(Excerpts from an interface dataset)
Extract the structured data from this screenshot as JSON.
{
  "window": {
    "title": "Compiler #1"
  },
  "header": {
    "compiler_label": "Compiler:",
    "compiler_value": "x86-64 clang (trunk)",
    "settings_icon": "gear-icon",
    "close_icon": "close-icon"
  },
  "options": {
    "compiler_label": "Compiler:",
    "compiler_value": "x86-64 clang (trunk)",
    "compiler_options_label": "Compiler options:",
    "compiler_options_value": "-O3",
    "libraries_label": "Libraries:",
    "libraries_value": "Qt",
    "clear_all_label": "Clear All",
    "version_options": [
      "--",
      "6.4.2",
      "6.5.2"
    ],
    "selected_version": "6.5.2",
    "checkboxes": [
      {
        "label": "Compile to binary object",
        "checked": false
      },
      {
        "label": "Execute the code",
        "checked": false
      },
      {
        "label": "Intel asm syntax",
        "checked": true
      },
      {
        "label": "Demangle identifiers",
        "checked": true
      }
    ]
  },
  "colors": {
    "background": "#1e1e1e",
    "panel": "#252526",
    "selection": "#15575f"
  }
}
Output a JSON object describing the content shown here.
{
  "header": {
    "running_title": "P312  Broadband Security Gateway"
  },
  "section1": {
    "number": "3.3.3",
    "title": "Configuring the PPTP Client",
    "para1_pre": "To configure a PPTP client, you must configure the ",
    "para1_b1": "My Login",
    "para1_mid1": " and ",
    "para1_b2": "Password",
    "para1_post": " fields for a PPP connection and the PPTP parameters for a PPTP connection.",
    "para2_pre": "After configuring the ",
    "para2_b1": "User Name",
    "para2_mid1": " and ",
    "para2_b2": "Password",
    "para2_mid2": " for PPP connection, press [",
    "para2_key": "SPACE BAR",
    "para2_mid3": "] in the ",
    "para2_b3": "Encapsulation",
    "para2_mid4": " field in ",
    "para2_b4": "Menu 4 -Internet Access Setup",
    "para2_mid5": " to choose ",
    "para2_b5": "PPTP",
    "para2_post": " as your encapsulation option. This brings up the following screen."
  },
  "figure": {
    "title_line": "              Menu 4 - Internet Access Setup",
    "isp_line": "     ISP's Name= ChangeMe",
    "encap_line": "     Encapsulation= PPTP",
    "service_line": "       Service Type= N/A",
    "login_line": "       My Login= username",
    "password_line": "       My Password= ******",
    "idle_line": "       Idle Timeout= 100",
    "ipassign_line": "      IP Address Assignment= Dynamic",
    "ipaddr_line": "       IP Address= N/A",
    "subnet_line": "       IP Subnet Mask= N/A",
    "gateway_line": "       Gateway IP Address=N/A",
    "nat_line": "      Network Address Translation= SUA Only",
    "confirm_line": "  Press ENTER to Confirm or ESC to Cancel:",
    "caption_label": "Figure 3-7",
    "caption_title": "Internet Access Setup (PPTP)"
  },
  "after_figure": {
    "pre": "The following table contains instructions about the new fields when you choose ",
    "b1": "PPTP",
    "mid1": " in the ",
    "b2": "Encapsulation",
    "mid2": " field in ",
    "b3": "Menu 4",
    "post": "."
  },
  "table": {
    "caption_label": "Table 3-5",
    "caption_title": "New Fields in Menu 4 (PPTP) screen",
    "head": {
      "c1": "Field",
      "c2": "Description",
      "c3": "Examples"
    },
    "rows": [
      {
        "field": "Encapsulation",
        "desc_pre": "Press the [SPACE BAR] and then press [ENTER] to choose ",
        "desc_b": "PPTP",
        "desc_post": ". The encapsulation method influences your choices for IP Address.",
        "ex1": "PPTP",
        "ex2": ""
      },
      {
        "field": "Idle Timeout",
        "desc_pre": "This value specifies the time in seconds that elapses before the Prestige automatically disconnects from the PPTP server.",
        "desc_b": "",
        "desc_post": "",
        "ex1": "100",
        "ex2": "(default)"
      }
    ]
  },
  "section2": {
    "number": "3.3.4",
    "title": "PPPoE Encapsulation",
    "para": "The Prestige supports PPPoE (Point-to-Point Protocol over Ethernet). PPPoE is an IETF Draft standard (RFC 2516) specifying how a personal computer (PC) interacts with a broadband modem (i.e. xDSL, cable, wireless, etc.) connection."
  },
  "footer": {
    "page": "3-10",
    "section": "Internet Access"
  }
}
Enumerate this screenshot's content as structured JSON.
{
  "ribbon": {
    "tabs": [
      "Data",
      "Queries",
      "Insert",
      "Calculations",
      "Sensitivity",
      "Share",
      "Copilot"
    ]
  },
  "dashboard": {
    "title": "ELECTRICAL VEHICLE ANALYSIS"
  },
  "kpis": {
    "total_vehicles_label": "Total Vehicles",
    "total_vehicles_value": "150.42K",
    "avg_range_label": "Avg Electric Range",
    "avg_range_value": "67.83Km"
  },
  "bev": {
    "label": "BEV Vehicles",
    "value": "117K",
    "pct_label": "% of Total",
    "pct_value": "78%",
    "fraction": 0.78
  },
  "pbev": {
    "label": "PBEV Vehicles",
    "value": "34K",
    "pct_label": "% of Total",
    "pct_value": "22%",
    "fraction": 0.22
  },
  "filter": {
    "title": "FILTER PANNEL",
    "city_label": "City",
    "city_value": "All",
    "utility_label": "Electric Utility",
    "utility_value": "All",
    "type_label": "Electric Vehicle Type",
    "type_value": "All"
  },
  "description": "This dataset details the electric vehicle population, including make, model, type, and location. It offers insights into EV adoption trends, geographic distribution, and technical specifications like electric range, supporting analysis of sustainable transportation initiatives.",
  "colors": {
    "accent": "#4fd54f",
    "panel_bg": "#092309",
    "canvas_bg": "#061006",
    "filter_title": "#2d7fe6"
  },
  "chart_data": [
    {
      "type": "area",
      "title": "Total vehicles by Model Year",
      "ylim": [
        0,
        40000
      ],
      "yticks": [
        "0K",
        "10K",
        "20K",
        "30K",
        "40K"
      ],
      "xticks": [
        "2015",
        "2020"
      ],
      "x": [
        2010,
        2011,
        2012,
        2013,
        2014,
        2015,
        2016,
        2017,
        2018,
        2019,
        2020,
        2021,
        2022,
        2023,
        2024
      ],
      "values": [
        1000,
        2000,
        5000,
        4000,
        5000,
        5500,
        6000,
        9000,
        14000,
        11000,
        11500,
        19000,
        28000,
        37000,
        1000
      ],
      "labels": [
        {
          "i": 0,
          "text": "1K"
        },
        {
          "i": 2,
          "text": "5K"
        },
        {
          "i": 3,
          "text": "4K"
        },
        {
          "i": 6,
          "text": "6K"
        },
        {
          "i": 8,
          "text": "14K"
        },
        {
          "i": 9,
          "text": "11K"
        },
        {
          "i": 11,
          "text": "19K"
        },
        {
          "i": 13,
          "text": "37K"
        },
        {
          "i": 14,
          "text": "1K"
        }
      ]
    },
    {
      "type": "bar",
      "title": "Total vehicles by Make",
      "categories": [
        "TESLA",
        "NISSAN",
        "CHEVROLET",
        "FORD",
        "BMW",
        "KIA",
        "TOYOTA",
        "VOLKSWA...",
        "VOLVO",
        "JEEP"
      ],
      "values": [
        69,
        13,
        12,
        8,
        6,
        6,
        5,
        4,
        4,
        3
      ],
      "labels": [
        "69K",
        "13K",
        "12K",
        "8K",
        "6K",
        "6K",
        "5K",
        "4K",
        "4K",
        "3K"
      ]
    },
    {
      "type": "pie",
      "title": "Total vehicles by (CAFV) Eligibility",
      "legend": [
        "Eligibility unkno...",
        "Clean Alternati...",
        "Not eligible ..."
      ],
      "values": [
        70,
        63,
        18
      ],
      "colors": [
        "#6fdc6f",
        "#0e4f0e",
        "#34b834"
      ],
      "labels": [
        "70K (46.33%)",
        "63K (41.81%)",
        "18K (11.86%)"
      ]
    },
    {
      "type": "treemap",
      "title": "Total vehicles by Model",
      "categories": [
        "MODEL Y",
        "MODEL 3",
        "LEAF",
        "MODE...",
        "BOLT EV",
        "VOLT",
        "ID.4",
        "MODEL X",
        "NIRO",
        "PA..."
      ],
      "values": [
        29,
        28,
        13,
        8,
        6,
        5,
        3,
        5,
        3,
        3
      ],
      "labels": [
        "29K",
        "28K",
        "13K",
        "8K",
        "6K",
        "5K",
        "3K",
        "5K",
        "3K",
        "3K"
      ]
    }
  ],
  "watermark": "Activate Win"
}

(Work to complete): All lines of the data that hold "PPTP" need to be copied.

(Solution to this problem):
    "title": "Configuring the PPTP Client",
    "para1_pre": "To configure a PPTP client, you must configure the ",
    "para1_post": " fields for a PPP connection and the PPTP parameters for a PPTP connection.",
    "para2_b5": "PPTP",
    "encap_line": "     Encapsulation= PPTP",
    "caption_title": "Internet Access Setup (PPTP)"
    "b1": "PPTP",
    "caption_title": "New Fields in Menu 4 (PPTP) screen",
        "desc_b": "PPTP",
        "ex1": "PPTP",
        "desc_pre": "This value specifies the time in seconds that elapses before the Prestige automatically disconnects from the PPTP server.",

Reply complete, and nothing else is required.